### Source records
========================

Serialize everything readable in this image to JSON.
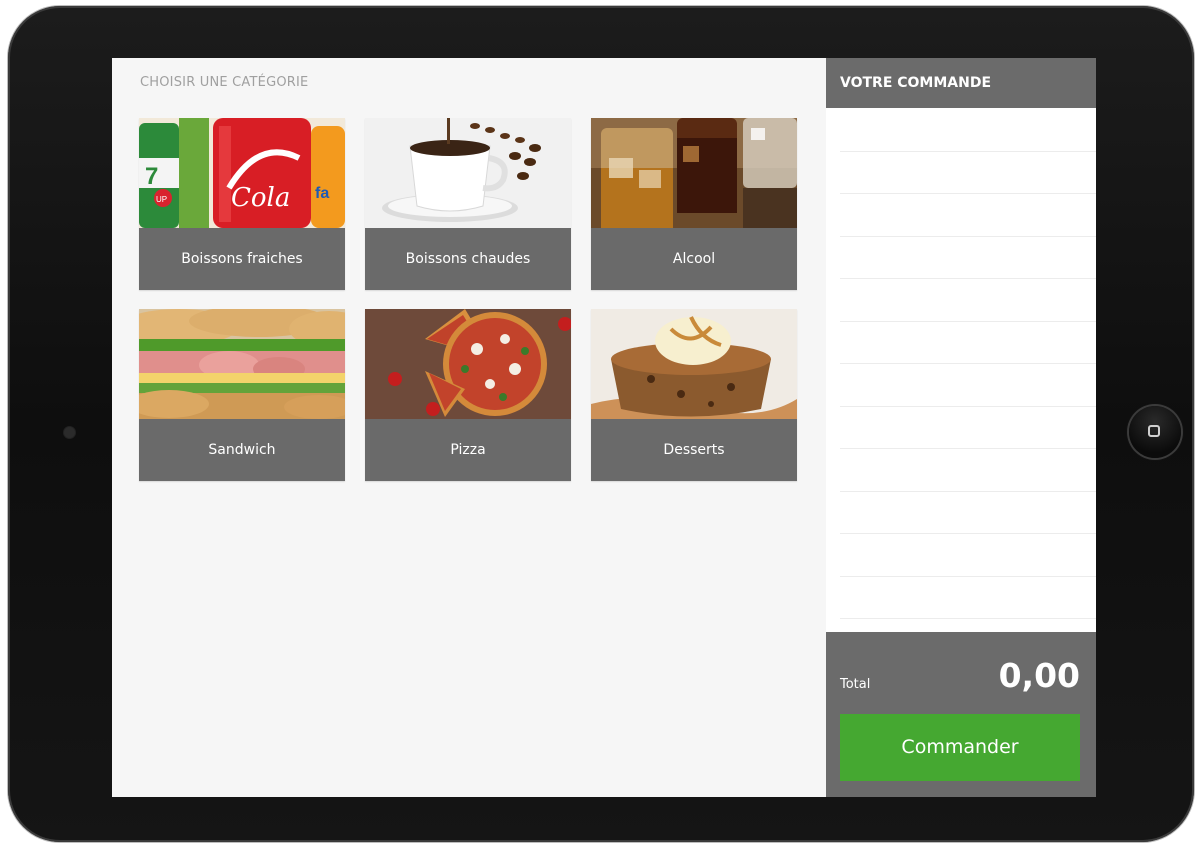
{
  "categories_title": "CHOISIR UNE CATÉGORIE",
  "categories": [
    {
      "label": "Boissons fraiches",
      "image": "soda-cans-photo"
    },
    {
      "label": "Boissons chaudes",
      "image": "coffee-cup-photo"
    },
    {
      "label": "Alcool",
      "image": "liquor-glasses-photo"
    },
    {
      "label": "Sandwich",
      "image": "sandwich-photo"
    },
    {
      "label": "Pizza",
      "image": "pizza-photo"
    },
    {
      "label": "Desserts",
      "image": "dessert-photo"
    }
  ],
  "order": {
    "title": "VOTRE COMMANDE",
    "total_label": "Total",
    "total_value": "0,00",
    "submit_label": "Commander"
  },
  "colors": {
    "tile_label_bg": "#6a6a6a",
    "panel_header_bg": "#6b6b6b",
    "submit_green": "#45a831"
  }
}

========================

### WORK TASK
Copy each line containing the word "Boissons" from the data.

### TASK SOLUTION
      "label": "Boissons fraiches",
      "label": "Boissons chaudes",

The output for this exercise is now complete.